▶ _RECORDS SUPPLIED_
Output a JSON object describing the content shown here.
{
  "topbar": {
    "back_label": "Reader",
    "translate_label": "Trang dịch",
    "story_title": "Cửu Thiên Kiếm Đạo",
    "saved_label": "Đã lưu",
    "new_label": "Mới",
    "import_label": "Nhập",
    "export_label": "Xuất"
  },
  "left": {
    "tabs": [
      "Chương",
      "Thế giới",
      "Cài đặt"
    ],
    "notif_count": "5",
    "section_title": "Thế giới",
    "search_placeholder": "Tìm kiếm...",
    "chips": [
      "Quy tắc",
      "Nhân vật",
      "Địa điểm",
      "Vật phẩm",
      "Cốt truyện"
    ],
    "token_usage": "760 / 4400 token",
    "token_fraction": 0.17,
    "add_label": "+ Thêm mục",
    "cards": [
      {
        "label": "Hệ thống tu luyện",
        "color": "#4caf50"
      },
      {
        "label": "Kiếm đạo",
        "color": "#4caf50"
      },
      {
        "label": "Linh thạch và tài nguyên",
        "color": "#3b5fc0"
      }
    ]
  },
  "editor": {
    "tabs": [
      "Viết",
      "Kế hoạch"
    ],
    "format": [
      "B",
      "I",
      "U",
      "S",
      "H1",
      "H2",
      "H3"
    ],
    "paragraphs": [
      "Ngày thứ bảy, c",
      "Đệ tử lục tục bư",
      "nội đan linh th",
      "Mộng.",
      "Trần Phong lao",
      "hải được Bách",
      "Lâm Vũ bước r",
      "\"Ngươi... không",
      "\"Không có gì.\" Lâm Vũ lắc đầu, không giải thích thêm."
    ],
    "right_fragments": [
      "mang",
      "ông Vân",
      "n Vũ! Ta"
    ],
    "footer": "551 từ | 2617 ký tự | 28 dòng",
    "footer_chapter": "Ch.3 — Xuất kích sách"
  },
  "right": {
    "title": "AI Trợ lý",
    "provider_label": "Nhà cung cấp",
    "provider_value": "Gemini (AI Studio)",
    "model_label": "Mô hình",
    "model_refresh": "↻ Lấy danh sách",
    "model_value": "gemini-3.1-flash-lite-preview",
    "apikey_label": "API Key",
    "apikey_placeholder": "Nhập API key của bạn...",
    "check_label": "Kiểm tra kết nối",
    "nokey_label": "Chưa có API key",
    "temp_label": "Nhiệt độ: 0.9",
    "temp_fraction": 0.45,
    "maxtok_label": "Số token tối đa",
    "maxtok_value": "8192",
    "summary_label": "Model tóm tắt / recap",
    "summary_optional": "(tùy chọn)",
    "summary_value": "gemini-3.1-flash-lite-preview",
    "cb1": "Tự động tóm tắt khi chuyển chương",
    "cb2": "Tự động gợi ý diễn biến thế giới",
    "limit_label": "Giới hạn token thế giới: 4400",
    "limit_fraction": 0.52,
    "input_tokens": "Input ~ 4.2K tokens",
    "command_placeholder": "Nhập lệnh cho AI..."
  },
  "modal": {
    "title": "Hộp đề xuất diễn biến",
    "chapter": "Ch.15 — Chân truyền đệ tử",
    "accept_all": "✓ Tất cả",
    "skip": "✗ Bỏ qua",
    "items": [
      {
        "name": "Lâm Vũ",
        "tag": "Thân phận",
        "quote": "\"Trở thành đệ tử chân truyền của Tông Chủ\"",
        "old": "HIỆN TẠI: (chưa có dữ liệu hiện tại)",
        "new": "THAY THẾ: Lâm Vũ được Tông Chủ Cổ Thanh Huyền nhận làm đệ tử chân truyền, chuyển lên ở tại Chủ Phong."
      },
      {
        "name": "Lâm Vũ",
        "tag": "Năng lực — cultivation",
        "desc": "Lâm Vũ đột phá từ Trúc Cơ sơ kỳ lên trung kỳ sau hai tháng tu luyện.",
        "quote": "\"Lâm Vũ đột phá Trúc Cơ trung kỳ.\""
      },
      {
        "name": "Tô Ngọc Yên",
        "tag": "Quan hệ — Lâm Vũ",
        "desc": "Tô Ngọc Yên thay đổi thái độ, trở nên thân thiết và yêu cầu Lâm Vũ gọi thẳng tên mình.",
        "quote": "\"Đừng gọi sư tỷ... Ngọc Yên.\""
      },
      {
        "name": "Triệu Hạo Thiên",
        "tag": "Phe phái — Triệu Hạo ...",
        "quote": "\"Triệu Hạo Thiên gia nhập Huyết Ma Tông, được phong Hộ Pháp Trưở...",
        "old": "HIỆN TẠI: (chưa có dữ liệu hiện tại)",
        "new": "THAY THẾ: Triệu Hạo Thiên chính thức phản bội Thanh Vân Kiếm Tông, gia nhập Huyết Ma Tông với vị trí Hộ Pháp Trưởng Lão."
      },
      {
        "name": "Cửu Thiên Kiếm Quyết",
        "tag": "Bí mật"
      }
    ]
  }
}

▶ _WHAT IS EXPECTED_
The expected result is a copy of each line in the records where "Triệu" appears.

▶ _RESPONSE TO THIS TASK_
        "name": "Triệu Hạo Thiên",
        "tag": "Phe phái — Triệu Hạo ...",
        "quote": "\"Triệu Hạo Thiên gia nhập Huyết Ma Tông, được phong Hộ Pháp Trưở...",
        "new": "THAY THẾ: Triệu Hạo Thiên chính thức phản bội Thanh Vân Kiếm Tông, gia nhập Huyết Ma Tông với vị trí Hộ Pháp Trưởng Lão."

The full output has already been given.